_Problem to work on_
Below are the entries; set down each of them exactly.

[Data records for software interfaces]
· · ·
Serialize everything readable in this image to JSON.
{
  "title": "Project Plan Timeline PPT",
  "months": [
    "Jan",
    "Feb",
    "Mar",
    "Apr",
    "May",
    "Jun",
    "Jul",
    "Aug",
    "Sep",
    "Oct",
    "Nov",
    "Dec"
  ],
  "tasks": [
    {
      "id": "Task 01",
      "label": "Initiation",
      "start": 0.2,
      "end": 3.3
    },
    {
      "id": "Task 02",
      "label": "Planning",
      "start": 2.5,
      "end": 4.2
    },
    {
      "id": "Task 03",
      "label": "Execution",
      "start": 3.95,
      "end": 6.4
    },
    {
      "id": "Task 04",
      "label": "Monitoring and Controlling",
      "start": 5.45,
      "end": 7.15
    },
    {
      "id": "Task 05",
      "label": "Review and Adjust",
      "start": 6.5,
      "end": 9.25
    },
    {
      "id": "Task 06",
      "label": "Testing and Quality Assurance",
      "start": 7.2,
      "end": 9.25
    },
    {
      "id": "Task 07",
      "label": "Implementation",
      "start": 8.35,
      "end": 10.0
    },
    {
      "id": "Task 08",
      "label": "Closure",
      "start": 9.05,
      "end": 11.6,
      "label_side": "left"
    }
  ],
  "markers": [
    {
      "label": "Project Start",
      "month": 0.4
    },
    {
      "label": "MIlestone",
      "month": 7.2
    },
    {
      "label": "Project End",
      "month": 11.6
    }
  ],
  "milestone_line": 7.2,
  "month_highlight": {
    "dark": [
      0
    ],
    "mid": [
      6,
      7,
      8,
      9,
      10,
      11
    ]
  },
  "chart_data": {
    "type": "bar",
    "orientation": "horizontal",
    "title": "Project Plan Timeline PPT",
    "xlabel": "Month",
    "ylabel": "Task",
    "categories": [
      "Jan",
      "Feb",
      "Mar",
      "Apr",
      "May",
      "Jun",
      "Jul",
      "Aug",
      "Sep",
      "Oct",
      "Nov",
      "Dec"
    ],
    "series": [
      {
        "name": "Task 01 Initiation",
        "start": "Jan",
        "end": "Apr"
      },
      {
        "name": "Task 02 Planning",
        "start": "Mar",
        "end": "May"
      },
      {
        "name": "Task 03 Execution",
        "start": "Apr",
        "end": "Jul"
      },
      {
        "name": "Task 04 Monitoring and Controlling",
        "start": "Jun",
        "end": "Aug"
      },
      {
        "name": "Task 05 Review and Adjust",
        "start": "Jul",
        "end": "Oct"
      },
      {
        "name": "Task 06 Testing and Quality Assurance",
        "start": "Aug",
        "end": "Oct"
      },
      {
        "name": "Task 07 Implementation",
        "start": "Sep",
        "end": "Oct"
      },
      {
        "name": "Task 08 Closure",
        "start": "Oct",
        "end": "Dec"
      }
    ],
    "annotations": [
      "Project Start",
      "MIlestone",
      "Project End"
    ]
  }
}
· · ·
_Answer for this exercise_
Serialize everything readable in this image to JSON.
{
  "title": "Project Plan Timeline PPT",
  "months": [
    "Jan",
    "Feb",
    "Mar",
    "Apr",
    "May",
    "Jun",
    "Jul",
    "Aug",
    "Sep",
    "Oct",
    "Nov",
    "Dec"
  ],
  "tasks": [
    {
      "id": "Task 01",
      "label": "Initiation",
      "start": 0.2,
      "end": 3.3
    },
    {
      "id": "Task 02",
      "label": "Planning",
      "start": 2.5,
      "end": 4.2
    },
    {
      "id": "Task 03",
      "label": "Execution",
      "start": 3.95,
      "end": 6.4
    },
    {
      "id": "Task 04",
      "label": "Monitoring and Controlling",
      "start": 5.45,
      "end": 7.15
    },
    {
      "id": "Task 05",
      "label": "Review and Adjust",
      "start": 6.5,
      "end": 9.25
    },
    {
      "id": "Task 06",
      "label": "Testing and Quality Assurance",
      "start": 7.2,
      "end": 9.25
    },
    {
      "id": "Task 07",
      "label": "Implementation",
      "start": 8.35,
      "end": 10.0
    },
    {
      "id": "Task 08",
      "label": "Closure",
      "start": 9.05,
      "end": 11.6,
      "label_side": "left"
    }
  ],
  "markers": [
    {
      "label": "Project Start",
      "month": 0.4
    },
    {
      "label": "MIlestone",
      "month": 7.2
    },
    {
      "label": "Project End",
      "month": 11.6
    }
  ],
  "milestone_line": 7.2,
  "month_highlight": {
    "dark": [
      0
    ],
    "mid": [
      6,
      7,
      8,
      9,
      10,
      11
    ]
  },
  "chart_data": {
    "type": "bar",
    "orientation": "horizontal",
    "title": "Project Plan Timeline PPT",
    "xlabel": "Month",
    "ylabel": "Task",
    "categories": [
      "Jan",
      "Feb",
      "Mar",
      "Apr",
      "May",
      "Jun",
      "Jul",
      "Aug",
      "Sep",
      "Oct",
      "Nov",
      "Dec"
    ],
    "series": [
      {
        "name": "Task 01 Initiation",
        "start": "Jan",
        "end": "Apr"
      },
      {
        "name": "Task 02 Planning",
        "start": "Mar",
        "end": "May"
      },
      {
        "name": "Task 03 Execution",
        "start": "Apr",
        "end": "Jul"
      },
      {
        "name": "Task 04 Monitoring and Controlling",
        "start": "Jun",
        "end": "Aug"
      },
      {
        "name": "Task 05 Review and Adjust",
        "start": "Jul",
        "end": "Oct"
      },
      {
        "name": "Task 06 Testing and Quality Assurance",
        "start": "Aug",
        "end": "Oct"
      },
      {
        "name": "Task 07 Implementation",
        "start": "Sep",
        "end": "Oct"
      },
      {
        "name": "Task 08 Closure",
        "start": "Oct",
        "end": "Dec"
      }
    ],
    "annotations": [
      "Project Start",
      "MIlestone",
      "Project End"
    ]
  }
}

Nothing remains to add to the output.